The air yard differential leader of the league, Samuel left the most yards unaccounted for out of any receiver by a landslide. John Brown was the air yard differential leader of 2018 while finishing as the WR41. What did he do the following year? Jumped up more than 20 spots to finish in the top-20. Granted, Brown changed teams and quarterbacks and essentially the same can be said for Samuel.
Longtime head coach Ron Rivera is no longer with the team and the inept Kyle Allen will no longer be under center. In fact, Allen had the worst QBR in the NFL when it came to throwing a deep ball (20 yards or more downfield) by the time he got benched. Samuel has one of the highest aDOT figures among qualifiers. This was a bad combination. From Week 15:
Curtis Samuel has the largest Air Yard diff. and 5th highest aDOT (min. 60 targets):
– Diff. of -814 (1st)
– 15.1 aDOT (5th)
Kyle Allen throws the league’s worst deep ball, w/ a QBR of 30 according to @SportsInfo_SIS.
Imagine if Grier simply has an average deep ball..
— David Zach (@DavidZach16) December 16, 2019
Will Grier will have another year to develop since I’m assuming Cam Newton will be heading to free agency. If not, that’s also good for Samuel. Just about anyone other than Allen and his poor deep accuracy will be an improvement. D.J. Moore has cemented himself as the team’s top wide receiver option, but the opportunity for Samuel already co-existed with his presence. Don’t expect a major leap considering his Moore’s presence, but a considerable uptick is still plenty likely.
John Brown (BUF): WR20 – +627 air yards
Speaking of the air yard differential leader in 2018, look who it is! As mentioned under Samuel, Brown capitalized very well from being the leader a year ago. Even with his stark improvement, he finds himself on this list yet again. He has emerged as the Bills’ clear No. 1 and has shown great rapport with Josh Allen. Showcasing a healthy 115 targets on the year is a reliable indicator of this connection. We can expect Buffalo to add some offensive skill positions in either free agency or the draft this year, but unless it’s a clear-cut top talent, Brown will remain in his productive ace role.
Mike Williams (LAC): WR41 – +616 air yards
Williams has been a tough player to judge for fantasy. He is displaying a full pendulum swing from 2018 to 2019 in touchdowns going from 10 to only two despite similar usage. Touchdowns aside, he’s made some spectacular catches this season:
Mike Williams’ spectacular catch rating gotta be 💯
— NFL on ESPN (@ESPNNFL) December 8, 2019
He was able to barely eclipse 1,000 yards on the year and was the only one to do so while finishing worse than WR25 (again, touchdown totals are volatile). The most discomforting notion is the likely switch from Philip Rivers at quarterback. There will be a lot of mouths to feed in Los Angeles once again, but I’d bet on him retaining his value unless a horrendous quarterback situation develops.

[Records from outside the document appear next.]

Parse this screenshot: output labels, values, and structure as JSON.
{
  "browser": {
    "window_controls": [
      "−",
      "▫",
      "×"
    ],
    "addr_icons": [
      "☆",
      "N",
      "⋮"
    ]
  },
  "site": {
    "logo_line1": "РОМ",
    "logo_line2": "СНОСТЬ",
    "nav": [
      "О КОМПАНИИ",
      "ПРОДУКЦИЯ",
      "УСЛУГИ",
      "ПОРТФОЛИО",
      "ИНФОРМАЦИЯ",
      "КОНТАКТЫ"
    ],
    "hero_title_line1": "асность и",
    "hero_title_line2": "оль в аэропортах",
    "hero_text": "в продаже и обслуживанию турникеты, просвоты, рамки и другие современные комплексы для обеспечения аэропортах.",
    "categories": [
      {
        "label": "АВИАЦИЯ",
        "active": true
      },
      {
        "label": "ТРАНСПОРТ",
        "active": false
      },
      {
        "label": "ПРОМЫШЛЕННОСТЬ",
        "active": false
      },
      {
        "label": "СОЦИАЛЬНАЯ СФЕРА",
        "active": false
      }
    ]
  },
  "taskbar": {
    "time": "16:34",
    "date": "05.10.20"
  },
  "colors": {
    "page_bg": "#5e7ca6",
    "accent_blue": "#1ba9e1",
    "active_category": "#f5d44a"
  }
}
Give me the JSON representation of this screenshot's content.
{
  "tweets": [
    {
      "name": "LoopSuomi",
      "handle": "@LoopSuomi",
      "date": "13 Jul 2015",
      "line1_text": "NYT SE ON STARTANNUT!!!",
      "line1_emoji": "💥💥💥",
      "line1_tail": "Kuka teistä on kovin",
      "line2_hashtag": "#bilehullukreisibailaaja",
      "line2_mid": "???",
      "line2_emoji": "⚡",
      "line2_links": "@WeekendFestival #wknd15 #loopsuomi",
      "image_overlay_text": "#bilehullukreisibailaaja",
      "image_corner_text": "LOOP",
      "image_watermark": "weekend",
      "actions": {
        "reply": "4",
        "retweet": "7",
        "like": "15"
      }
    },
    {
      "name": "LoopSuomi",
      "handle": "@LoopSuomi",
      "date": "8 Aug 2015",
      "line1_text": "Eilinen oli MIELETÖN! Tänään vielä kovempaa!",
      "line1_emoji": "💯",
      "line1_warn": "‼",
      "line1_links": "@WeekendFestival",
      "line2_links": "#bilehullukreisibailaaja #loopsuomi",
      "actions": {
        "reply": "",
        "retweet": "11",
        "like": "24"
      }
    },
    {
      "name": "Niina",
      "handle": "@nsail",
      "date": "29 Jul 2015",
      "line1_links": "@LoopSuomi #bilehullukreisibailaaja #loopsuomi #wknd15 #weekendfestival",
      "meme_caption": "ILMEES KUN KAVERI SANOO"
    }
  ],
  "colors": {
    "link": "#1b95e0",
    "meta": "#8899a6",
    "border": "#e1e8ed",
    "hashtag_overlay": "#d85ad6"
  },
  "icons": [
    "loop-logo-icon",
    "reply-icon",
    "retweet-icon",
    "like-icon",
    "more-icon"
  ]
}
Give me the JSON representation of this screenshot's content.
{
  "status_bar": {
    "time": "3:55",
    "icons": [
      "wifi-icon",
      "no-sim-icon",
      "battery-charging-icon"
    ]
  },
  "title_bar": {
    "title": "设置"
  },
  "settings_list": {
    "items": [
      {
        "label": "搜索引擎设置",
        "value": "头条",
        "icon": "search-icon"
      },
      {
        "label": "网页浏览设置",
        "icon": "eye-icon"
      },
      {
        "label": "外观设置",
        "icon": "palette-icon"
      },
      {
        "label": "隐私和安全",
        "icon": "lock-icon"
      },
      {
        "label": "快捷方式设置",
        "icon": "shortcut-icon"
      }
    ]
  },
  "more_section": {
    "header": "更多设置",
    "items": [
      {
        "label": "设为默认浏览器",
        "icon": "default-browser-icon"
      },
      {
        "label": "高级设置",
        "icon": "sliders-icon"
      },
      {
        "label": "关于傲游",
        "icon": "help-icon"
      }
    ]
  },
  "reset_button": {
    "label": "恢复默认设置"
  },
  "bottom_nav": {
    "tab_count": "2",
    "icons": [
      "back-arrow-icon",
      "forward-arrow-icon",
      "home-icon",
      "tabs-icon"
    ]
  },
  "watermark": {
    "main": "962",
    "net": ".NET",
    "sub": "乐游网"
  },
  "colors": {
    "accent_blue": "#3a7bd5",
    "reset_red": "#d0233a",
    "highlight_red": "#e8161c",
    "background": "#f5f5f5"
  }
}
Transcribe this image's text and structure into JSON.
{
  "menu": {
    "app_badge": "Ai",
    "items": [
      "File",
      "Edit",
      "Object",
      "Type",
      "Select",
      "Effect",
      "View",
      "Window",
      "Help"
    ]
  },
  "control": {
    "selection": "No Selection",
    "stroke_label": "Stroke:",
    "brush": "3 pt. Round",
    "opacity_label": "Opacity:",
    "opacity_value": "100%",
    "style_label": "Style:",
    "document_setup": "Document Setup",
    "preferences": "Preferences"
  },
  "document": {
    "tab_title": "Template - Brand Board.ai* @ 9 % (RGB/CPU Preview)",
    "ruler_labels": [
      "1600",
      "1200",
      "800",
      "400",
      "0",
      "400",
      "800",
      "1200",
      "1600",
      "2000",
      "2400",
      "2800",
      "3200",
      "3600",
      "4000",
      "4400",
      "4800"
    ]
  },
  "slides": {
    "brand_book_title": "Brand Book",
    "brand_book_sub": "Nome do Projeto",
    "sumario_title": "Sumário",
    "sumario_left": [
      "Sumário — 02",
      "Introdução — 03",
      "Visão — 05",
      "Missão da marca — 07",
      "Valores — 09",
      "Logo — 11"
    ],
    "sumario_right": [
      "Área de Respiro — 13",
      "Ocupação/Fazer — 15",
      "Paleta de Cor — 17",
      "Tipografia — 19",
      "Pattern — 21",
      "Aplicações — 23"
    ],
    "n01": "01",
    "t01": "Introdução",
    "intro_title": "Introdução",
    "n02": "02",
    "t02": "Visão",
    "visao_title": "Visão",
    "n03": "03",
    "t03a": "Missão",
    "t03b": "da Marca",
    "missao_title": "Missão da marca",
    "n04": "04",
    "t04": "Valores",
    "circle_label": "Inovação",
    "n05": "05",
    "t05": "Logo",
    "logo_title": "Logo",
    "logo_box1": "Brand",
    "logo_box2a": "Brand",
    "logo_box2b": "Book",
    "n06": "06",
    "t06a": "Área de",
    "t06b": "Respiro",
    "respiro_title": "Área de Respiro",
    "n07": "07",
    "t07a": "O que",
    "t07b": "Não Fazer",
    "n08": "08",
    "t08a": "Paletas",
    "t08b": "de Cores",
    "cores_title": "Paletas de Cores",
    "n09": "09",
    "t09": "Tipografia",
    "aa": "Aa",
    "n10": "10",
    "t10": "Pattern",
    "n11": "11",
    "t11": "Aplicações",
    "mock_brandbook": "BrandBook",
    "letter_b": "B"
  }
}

DeVante Parker (MIA): WR11 – +581 air yards
Finally having the career breakout year that everyone has been waiting for, the former first-round pick came through in flying colors on his way to a 72-1202-9 receiving line. The Dolphins’ receiving group was begging for someone to step up and Parker answered the call.
Miami will load up on young talent in the draft since they have a plethora of high-round picks. A second year under coach Brian Flores should also do the team good as a whole. While the rent-a-quarterback, Ryan Fitzpatrick, will not be their long term answer, Parker has earned considerable fantasy attention in 2020.
Look for all of the above names to either maintain their high-end value or increase their performance in 2020. If their targets remain anything near similar, the air yard balance should lean towards more actual receiving yards instead of just high air yards.
Thanks for reading and stay golden! If you like what you learned, follow me @DavidZach16 for more interesting stats and tidbits throughout the year.